/---
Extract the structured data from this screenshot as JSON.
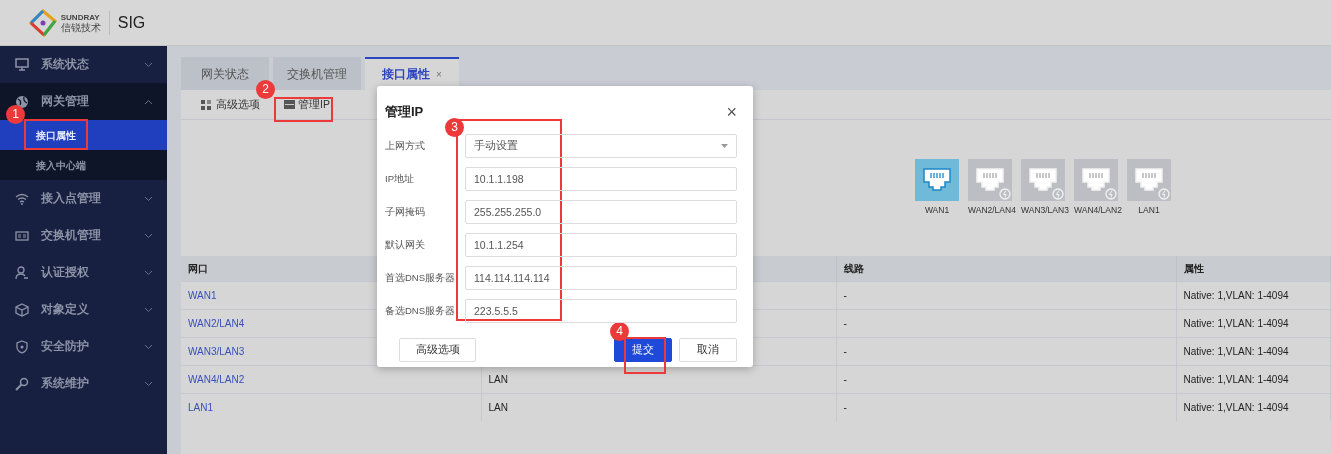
{
  "header": {
    "brand_en": "SUNDRAY",
    "brand_cn": "信锐技术",
    "product": "SIG"
  },
  "sidebar": {
    "items": [
      {
        "label": "系统状态",
        "expanded": false
      },
      {
        "label": "网关管理",
        "expanded": true,
        "children": [
          {
            "label": "接口属性",
            "selected": true
          },
          {
            "label": "接入中心端",
            "selected": false
          }
        ]
      },
      {
        "label": "接入点管理",
        "expanded": false
      },
      {
        "label": "交换机管理",
        "expanded": false
      },
      {
        "label": "认证授权",
        "expanded": false
      },
      {
        "label": "对象定义",
        "expanded": false
      },
      {
        "label": "安全防护",
        "expanded": false
      },
      {
        "label": "系统维护",
        "expanded": false
      }
    ]
  },
  "tabs": [
    {
      "label": "网关状态",
      "selected": false
    },
    {
      "label": "交换机管理",
      "selected": false
    },
    {
      "label": "接口属性",
      "selected": true,
      "close": "×"
    }
  ],
  "toolbar": [
    "高级选项",
    "管理IP"
  ],
  "ports": [
    {
      "label": "WAN1",
      "selected": true
    },
    {
      "label": "WAN2/LAN4",
      "selected": false
    },
    {
      "label": "WAN3/LAN3",
      "selected": false
    },
    {
      "label": "WAN4/LAN2",
      "selected": false
    },
    {
      "label": "LAN1",
      "selected": false
    }
  ],
  "table": {
    "columns": [
      "网口",
      "线路",
      "属性"
    ],
    "rows": [
      {
        "port": "WAN1",
        "line": "-",
        "attr": "Native: 1,VLAN: 1-4094"
      },
      {
        "port": "WAN2/LAN4",
        "line": "-",
        "attr": "Native: 1,VLAN: 1-4094"
      },
      {
        "port": "WAN3/LAN3",
        "line": "-",
        "attr": "Native: 1,VLAN: 1-4094"
      },
      {
        "port": "WAN4/LAN2",
        "column_2": "LAN",
        "line": "-",
        "attr": "Native: 1,VLAN: 1-4094"
      },
      {
        "port": "LAN1",
        "column_2": "LAN",
        "line": "-",
        "attr": "Native: 1,VLAN: 1-4094"
      }
    ]
  },
  "dialog": {
    "title": "管理IP",
    "close": "×",
    "fields": [
      {
        "kind": "select",
        "label": "上网方式",
        "value": "手动设置"
      },
      {
        "kind": "input",
        "label": "IP地址",
        "value": "10.1.1.198"
      },
      {
        "kind": "input",
        "label": "子网掩码",
        "value": "255.255.255.0"
      },
      {
        "kind": "input",
        "label": "默认网关",
        "value": "10.1.1.254"
      },
      {
        "kind": "input",
        "label": "首选DNS服务器",
        "value": "114.114.114.114"
      },
      {
        "kind": "input",
        "label": "备选DNS服务器",
        "value": "223.5.5.5"
      }
    ],
    "buttons": [
      {
        "kind": "secondary",
        "label": "高级选项"
      },
      {
        "kind": "primary",
        "label": "提交"
      },
      {
        "kind": "secondary",
        "label": "取消"
      }
    ]
  },
  "annotations": [
    "1",
    "2",
    "3",
    "4"
  ]
}
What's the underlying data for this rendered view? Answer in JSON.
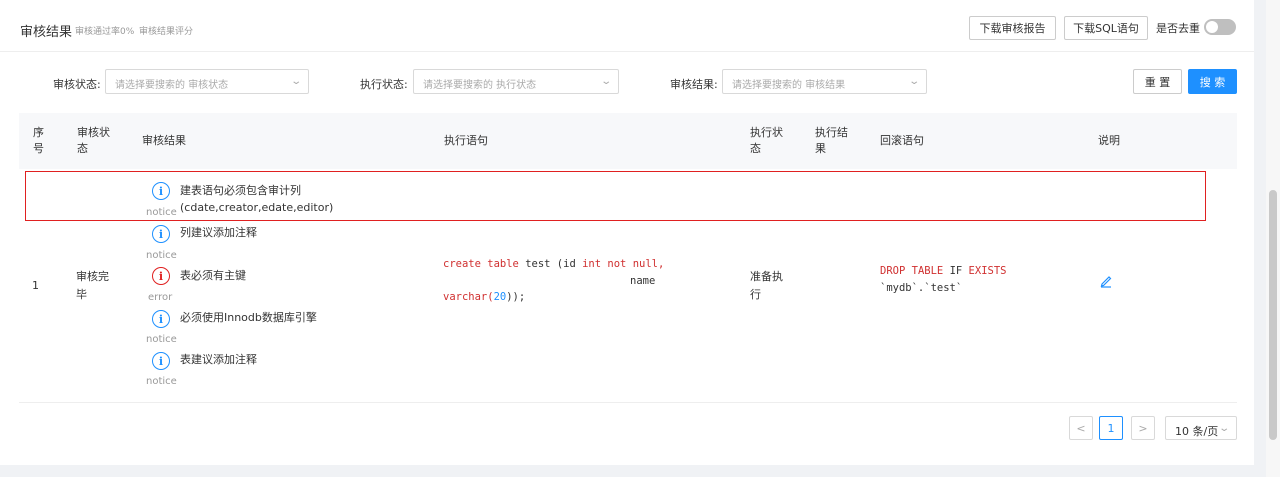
{
  "header": {
    "title": "审核结果",
    "pass_rate": "审核通过率0%",
    "score": "审核结果评分",
    "download_report": "下载审核报告",
    "download_sql": "下载SQL语句",
    "dedupe_label": "是否去重"
  },
  "filters": {
    "audit_status_label": "审核状态:",
    "audit_status_placeholder": "请选择要搜索的 审核状态",
    "exec_status_label": "执行状态:",
    "exec_status_placeholder": "请选择要搜索的 执行状态",
    "audit_result_label": "审核结果:",
    "audit_result_placeholder": "请选择要搜索的 审核结果",
    "reset": "重 置",
    "search": "搜 索"
  },
  "table": {
    "headers": {
      "index_1": "序",
      "index_2": "号",
      "audit_status_1": "审核状",
      "audit_status_2": "态",
      "audit_result": "审核结果",
      "statement": "执行语句",
      "exec_status_1": "执行状",
      "exec_status_2": "态",
      "exec_result_1": "执行结",
      "exec_result_2": "果",
      "rollback": "回滚语句",
      "description": "说明"
    },
    "row": {
      "index": "1",
      "audit_status_1": "审核完",
      "audit_status_2": "毕",
      "issues": [
        {
          "text_1": "建表语句必须包含审计列",
          "text_2": "(cdate,creator,edate,editor)",
          "level": "notice"
        },
        {
          "text_1": "列建议添加注释",
          "level": "notice"
        },
        {
          "text_1": "表必须有主键",
          "level": "error"
        },
        {
          "text_1": "必须使用Innodb数据库引擎",
          "level": "notice"
        },
        {
          "text_1": "表建议添加注释",
          "level": "notice"
        }
      ],
      "sql": {
        "create": "create",
        "table": "table",
        "name_test": "test (id",
        "int": "int",
        "not": "not",
        "null": "null,",
        "name_col": "name",
        "varchar": "varchar(",
        "twenty": "20",
        "close": "));"
      },
      "exec_status_1": "准备执",
      "exec_status_2": "行",
      "rollback": {
        "drop": "DROP",
        "table_kw": "TABLE",
        "if": "IF",
        "exists": "EXISTS",
        "target": "`mydb`.`test`"
      }
    }
  },
  "pagination": {
    "prev": "<",
    "page": "1",
    "next": ">",
    "page_size": "10 条/页"
  },
  "colors": {
    "primary": "#1e90ff",
    "error": "#e02020"
  }
}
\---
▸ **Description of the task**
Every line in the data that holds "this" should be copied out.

▸ **Answer section**
Extract the structured data from this screenshot as JSON.
What's the underlying data for this rendered view? Answer in JSON.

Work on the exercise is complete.